The Principle-Agent problem is fun!
We all can figure out pretty quickly that Democratic Senators != Democratic activists and they have different interests. But rarely do they differ so much as today. And whose interests are better, for the party and for the country?
The Democratic deterrent to the nuclear option was to stop all Senate procedures by ignoring deference to the majority, and constantly proposing any bills it liked for the remainder of the term. This was just as wonderful sounding to Democratic activists and pundits, as Justice Sunday was to the right. And make no mistake, this would be just as big an overhaul of everything the Senate stands for as anything the GOP was doing (but the Senate has “crossed a line no one has crossed before” many times in its history anyway).
But the idea of nothing happening in the Senate was so drool-worthy (even to me). No Social Security reform, no vote on John Bolton, no tax cuts, no other misadventures for Bush, and instead a huge black eye for the Republicans and utter failure for their ability to funnel money to corporate interests. Of course it’s only the Republican party that wants to satisfy interest groups with everyday legislation, not our own honorable minority. And of course while we keep the Senate dead for 2 years we’ll win the political fight before the public, by trumpeting what a bad judge Priscilla Owen is!

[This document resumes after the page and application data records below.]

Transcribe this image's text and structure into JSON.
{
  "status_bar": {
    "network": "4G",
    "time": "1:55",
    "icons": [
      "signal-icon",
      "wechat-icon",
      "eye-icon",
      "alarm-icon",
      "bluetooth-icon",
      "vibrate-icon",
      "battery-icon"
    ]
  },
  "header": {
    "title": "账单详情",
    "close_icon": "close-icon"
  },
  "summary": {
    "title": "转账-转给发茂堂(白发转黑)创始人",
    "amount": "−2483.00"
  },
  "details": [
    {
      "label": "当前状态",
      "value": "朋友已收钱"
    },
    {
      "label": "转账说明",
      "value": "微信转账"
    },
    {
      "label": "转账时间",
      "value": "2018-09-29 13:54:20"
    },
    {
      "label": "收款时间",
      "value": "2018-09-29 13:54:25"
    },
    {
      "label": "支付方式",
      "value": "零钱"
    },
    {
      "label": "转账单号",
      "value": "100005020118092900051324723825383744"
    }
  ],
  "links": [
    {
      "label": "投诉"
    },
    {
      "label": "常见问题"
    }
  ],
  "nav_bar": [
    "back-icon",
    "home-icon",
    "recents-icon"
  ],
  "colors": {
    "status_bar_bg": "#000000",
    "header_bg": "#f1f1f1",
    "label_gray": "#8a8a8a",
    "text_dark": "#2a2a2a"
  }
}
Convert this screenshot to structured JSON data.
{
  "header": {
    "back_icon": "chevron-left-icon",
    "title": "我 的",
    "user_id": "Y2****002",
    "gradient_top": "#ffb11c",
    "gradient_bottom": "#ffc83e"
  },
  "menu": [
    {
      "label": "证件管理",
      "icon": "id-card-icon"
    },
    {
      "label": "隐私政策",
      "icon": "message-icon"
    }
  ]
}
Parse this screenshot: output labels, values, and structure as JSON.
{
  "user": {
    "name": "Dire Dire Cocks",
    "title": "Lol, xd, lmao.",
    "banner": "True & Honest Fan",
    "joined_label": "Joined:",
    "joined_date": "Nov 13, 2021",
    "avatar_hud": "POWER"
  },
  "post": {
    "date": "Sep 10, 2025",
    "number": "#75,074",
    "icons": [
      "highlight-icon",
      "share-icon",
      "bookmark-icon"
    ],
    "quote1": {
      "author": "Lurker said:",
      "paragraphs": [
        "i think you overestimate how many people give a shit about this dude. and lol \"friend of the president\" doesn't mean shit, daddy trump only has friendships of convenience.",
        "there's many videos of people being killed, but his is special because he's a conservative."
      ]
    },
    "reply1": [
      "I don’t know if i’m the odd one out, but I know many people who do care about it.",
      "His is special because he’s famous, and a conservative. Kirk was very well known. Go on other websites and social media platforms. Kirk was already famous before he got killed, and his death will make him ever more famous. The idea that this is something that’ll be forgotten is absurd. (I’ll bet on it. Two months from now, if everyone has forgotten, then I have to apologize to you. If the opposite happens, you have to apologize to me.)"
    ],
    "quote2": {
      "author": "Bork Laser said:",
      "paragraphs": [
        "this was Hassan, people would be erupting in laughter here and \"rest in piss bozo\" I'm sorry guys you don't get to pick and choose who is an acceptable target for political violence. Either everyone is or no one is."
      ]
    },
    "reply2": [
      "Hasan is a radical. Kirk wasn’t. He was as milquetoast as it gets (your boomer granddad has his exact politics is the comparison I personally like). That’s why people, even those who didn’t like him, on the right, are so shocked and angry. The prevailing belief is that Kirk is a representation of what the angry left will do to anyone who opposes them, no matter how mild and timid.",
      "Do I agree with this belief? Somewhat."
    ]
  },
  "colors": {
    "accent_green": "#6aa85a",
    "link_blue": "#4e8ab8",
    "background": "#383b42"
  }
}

Get real. The Senate Democrats had mouths to feed too. Not everything that goes through Congress now (and wouldn’t if things were stalled) was going to be utterly inimical to them and their backers. You can call this corruption, or maybe just taking care of their home states with pork, or maybe you’re a part of one of those interest groups (a farmer, or a corporate world researcher, or… well almost anything really). But the fact is that any Senator has their interests in mind, and not just partisan liberalism – otherwise the Senate would have stalled centuries ago. Activists and pundits can only see the world in absolutes, so they didn’t see what a huge loss this would be for the various parties involved.
Sometimes we value non-partisaness in our representatives. No, not just from the other party *smile*. Clearly there are things that need to be accomplished on behalf of the people, new ideas entering the world that aren’t solely about one party’s established mindset. And the degree to which anything is stopped for political symbolism at the expense of practical results is usually pretty bad. On the other hand, “bipartisan” indeed can just be another word for corruption. Jack Abramoff worked with Democrats and Republicans alike, and any good urban liberal has to admit that Democrats have been some of the worst offenders when it comes to farm subsidies.
Dem activists today aren’t feeling as betrayed as Republican activists. They feel they expected nothing, and are glad to get something. And they feel positive momentum, even if it’s fueled by the public’s boredom with economic discussions and regular atrocities out of